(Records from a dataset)
*** Begin section ***

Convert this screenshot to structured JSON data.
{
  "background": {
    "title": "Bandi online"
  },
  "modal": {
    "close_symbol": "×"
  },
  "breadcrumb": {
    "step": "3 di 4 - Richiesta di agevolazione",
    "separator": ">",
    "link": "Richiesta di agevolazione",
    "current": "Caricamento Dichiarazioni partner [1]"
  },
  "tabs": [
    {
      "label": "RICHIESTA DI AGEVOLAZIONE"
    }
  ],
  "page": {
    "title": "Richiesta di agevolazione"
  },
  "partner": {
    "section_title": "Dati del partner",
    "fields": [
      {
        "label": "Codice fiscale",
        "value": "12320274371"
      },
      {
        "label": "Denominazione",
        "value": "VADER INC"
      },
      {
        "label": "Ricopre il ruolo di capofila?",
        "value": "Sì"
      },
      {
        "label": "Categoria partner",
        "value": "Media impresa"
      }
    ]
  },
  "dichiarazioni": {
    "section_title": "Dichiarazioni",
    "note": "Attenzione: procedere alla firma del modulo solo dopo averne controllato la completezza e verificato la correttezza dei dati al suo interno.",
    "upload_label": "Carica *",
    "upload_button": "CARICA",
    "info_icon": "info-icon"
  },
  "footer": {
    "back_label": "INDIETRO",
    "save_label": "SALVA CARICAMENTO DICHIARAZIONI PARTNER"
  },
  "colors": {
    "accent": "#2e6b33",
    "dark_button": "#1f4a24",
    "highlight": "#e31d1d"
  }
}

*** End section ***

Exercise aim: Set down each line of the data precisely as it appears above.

Written answer:
Convert this screenshot to structured JSON data.
{
  "background": {
    "title": "Bandi online"
  },
  "modal": {
    "close_symbol": "×"
  },
  "breadcrumb": {
    "step": "3 di 4 - Richiesta di agevolazione",
    "separator": ">",
    "link": "Richiesta di agevolazione",
    "current": "Caricamento Dichiarazioni partner [1]"
  },
  "tabs": [
    {
      "label": "RICHIESTA DI AGEVOLAZIONE"
    }
  ],
  "page": {
    "title": "Richiesta di agevolazione"
  },
  "partner": {
    "section_title": "Dati del partner",
    "fields": [
      {
        "label": "Codice fiscale",
        "value": "12320274371"
      },
      {
        "label": "Denominazione",
        "value": "VADER INC"
      },
      {
        "label": "Ricopre il ruolo di capofila?",
        "value": "Sì"
      },
      {
        "label": "Categoria partner",
        "value": "Media impresa"
      }
    ]
  },
  "dichiarazioni": {
    "section_title": "Dichiarazioni",
    "note": "Attenzione: procedere alla firma del modulo solo dopo averne controllato la completezza e verificato la correttezza dei dati al suo interno.",
    "upload_label": "Carica *",
    "upload_button": "CARICA",
    "info_icon": "info-icon"
  },
  "footer": {
    "back_label": "INDIETRO",
    "save_label": "SALVA CARICAMENTO DICHIARAZIONI PARTNER"
  },
  "colors": {
    "accent": "#2e6b33",
    "dark_button": "#1f4a24",
    "highlight": "#e31d1d"
  }
}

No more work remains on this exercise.